Students are referred by their school district to attend High Road School and are generally in grades K–12 (aged 5 to 21). They face disabilities in a variety of areas, including Autism, Intellectual Disability, Emotional Disability, Other Health Impairments, and more.
We are proud to employ certified special education teachers, staff trained in crisis intervention, school social workers, in-home and/or family therapy, a school psychiatrist, speech/language therapy, occupational therapy, access physical therapy
The High Road School of Boone County believes that education isn’t about memorizing facts or taking tests—it’s about teaching children how to learn so they can carry this skill and enthusiasm with them throughout their lives to produce positive outcomes and fulfilling futures. Our child-centered approach thus focuses on fostering emotional growth; increasing academic, language, and behavioral competencies; and enhancing each student’s natural strengths. Our prime objective for all students is to help shape them into independent young adults who can productively interact in a variety of mainstream social settings and situations. We accomplish this by providing individualized programming to teach to each child’s skill set and adapt to each child’s learning style. High Road provides local-area school districts with an effective alternative for their students to explore their full potential and achieve their full capabilities.
With the support of our BCBA and Social Worker we are able to provide programing that is trauma informed and focused on the function of behaviors.
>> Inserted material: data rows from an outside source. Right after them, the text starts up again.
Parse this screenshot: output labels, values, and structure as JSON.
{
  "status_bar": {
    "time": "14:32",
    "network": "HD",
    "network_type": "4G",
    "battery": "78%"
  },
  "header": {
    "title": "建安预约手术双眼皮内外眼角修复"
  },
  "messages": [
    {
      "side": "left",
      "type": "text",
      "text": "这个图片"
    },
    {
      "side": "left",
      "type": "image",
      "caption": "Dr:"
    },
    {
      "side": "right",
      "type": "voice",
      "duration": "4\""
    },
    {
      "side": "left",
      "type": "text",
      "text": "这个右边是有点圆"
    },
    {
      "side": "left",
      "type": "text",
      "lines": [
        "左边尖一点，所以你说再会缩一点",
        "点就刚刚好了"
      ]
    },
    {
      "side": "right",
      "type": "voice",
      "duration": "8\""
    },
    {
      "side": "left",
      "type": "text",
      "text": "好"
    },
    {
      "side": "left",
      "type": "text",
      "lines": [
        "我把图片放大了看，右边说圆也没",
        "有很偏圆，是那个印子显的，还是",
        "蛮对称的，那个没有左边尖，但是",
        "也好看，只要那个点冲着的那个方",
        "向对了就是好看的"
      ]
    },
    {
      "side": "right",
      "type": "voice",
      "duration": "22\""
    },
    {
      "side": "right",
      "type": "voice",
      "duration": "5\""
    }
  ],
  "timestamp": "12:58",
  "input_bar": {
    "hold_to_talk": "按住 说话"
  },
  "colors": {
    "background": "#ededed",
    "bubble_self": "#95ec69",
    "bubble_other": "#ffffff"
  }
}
Our staff are trained in crisis management and allows students that previously were not able to complete a full school day to complete a full day at school.
Our classrooms access the community by taking field trips to local grocery stores, parks and other businesses. Our students have created lemonade stands near our building to provide community involvement to our students.
By focusing on key areas — academics, behavior modifications, support services, and transition / life planning services — we are able to meet the individual needs of all students through these varied approaches to instruction. Through collaboration with a student’s IEP team, we are able to choose the most appropriate learning model based on a given student’s present levels of performance, social capabilities, motor coordination, and ability to learn in a group setting.
Utilizing four specific instructional rotations, students are assessed academically, gain self-regulation skills, learn with district-aligned academic curriculums, and utilize integrated technology.
Serving students with significant autism and developmental disabilities, our model takes learned skills and practically applies them to the multiple environments in which a student would use those skills. Students spends portions of their day rotating through different modalities of instruction, the length and the frequency of each rotation is individuality designed for each learner and based on their current skills and future goals.
Each student enrolled in the model has individualized behavior programming which is driven by Functional Behavioral Assessments (FBA). We aim to identify the behaviors that continue to disrupt our student’s ability to access their environment and learning. We then use the data collected from the FBA and classroom data to device strategies that get to the root function of the students disrupted behaviors.
Services for Students with Autism or Specific Learning Disabilities
We take an individualized approach to educating students with specific eligibilities, which starts with building strong foundational skills in the areas of language, visual performance, and fine and gross motor skills. Our approach is informed by the belief that it is common to find defined splinter skills in children and adolescents with autism and SLD, as well as a large “gap” between receptive and expressive language skills—a gap that hinders social abilities and can lead to maladaptive behaviors. Consequently, the High Road School consistently works to bridge this gap by expediting acquisition of skills and increasing our students’ awareness of their surroundings. To accomplish this, we employ a rotational model of instruction whereby students move about their educational space, alternating among specific learning modalities and diversifying their settings, all of which supports faster generalization of skills.
Our rotational system consists of DTT (Discrete Trial Training) sessions, life skills training, social skills lab and motor lab work, NET (Natural Environment Teaching), instruction in designated academic blocks, activity schedules, and independent play and leisure time. Each rotation is designed to progressively build on the last level of skills and inform the next level. For example, what is taught in DTT serves as a building block for the social skills lab, which in turn is generalized into the NET room, which itself is generalized into routine components of the day (e.g., recess, lunch, transitional times) and eventually to real-world encounters. Ultimately, this progression of skills leads to two long-term goals: (1) the ability to participate, function, and demonstrate independence in the general public; and (2) the ability to transition students to a more general academic setting.
Services for Students with Emotional Disabilities
The route to success for our students with emotional disabilities begins with individualized education that focuses on a high level of structure and consistency. These characteristics create a productive and positive learning environment that properly addresses internalizing and externalizing behavior issues and teaches self-regulation.
Our rotational system of instruction for ED students is centered on 1:1, small-group, and independent instruction—all with integrated technology throughout—incorporating a wide variety of comprehensive multi-sensory curriculums. Our students learn to manage their emotional triggers and to enjoy learning.